Seven is on my list – I was going to read it last year because Doctor was on the roster for our Writers Fest but it kind of slipped away from me because, well, 2020. Hoping to get to it early this year and your review has spurred me on. Transcendent Kingdom is another one on my list and I really enjoyed Mutonji’s stories when I read them too! My last library visit was primarily picture books but I got out Tom Jones for myself.
There are so many books I wanted to read last year that will have to settle for this one. Which just means we have some good reading ahead of us! 🙂
It’s a couple of weeks late for New year’s resolutions, but I am going to read more widely, not just outside Australia but outside the super privileged enclave of the white middle classes.
Shut up you’re pretty sounds like the one I would like most. Like you I was an innocent teenager (I told my granddaughter last week I wish I’d had a sister to teach me dance moves) and I feel a great regret for children who don’t have my luck.
I longed for a sibling who could have taught me how to dance too! 🙂
If I ever make it to TO for a visit, we’ll come up with our own routine! Start thinking of what music you want to use… *snort*
If you guys manage to meet up IRL I want full photographic coverage of the event 😉
We’ll get Mr. BIP to follow us around with a camera! 🙂

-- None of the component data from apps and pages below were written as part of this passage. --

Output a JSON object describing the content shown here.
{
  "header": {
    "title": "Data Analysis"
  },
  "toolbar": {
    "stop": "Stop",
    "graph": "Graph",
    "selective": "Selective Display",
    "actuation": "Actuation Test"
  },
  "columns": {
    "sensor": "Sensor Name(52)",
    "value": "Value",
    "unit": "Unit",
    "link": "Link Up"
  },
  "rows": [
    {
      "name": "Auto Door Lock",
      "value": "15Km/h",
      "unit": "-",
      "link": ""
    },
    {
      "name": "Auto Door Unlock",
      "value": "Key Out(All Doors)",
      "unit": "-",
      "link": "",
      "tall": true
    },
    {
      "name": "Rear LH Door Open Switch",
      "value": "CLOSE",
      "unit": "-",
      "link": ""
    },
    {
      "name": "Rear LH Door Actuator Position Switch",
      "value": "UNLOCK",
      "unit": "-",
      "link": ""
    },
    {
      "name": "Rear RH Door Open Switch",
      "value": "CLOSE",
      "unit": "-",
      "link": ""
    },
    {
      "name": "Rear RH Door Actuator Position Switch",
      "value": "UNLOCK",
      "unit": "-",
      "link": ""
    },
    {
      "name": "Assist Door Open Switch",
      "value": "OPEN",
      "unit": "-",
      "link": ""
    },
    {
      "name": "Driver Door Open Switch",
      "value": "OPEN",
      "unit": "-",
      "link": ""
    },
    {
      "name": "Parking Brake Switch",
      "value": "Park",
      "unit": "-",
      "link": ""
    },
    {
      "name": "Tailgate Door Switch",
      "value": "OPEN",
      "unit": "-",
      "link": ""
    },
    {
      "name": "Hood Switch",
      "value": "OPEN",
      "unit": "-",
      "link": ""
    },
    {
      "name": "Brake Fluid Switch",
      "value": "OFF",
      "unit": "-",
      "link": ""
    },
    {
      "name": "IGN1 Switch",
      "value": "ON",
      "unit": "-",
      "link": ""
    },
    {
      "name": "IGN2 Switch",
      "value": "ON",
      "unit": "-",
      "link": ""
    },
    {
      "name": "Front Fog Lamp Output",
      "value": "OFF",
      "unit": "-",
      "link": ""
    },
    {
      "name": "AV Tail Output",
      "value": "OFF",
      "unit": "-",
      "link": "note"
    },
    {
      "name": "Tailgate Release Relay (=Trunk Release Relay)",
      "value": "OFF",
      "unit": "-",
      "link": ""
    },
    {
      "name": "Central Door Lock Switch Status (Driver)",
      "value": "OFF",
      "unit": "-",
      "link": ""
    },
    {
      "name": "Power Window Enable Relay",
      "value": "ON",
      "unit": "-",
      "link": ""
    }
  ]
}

But, y’know, we have already met – 2.5 years ago now? No way! – The summer my family went on a road trip to Ontario and Quebec and stopped to see a bunch of Bookmarks. It was a short visit (my family was on a tight schedule with only 2 days in Toronto) and we didn’t do a very good job taking pictures. Next time we won’t be so shy about it!
Awesome! I didn’t realize you’ve already met. Most of my blogging friends are still online-only, though there’s probably about 7 or 8 UK-based ones I’ve met through London events and shadow panels.
I feel like Canadian bloggers are spread so far apart! (I guess because most of us are…) It’s so much fun meeting IRL!
In my opinion, any time is a good time for New Year’s resolutions!
I often ask myself how I got so lucky…
If it makes you feel any better, our dance moves were all just made up. Later, though, I took social dancing class with one of my friends – we were the only youngsters among a bunch of couples in their 40s, 50s, and 60s. At the time we thought they were so old!!
Thanks kindly for the shout-out for my review. It’s definitely a worthwhile read, one which has recently been selected as the book for discussion at the Amnesty International Book Club, and which I’ve noticed is getting plenty of attention elsewhere too. Good to get people thinking and discussing! I’ve yet to read the two Gyasi books, like Susan. They’re just in consistent demand here, like hundreds of holds. Which is nice for her! Mutonji’s stories read so quickly; I felt so invested in her character and wanted to know what was ahead for her. As for your question, my library has taken me to Rwanda, Australia, Bangladesh and the south side of Chicago…I’m so grateful for libraries!
Your reviews are always so good! 🙂
I’m so glad all of these books are getting the attention they deserve. I’m excited to see what they all come up with next – especially Mutonji since that was just her first!
These all sound excellent. I haven’t read the Gyasi either but I’m intending to pick up the first one once the charity shops are open again (one day!).
I hope you find it soon!
So glad you also loved Transcendent Kingdom. She’s such a beautiful writer.
I can’t wait to read her next book!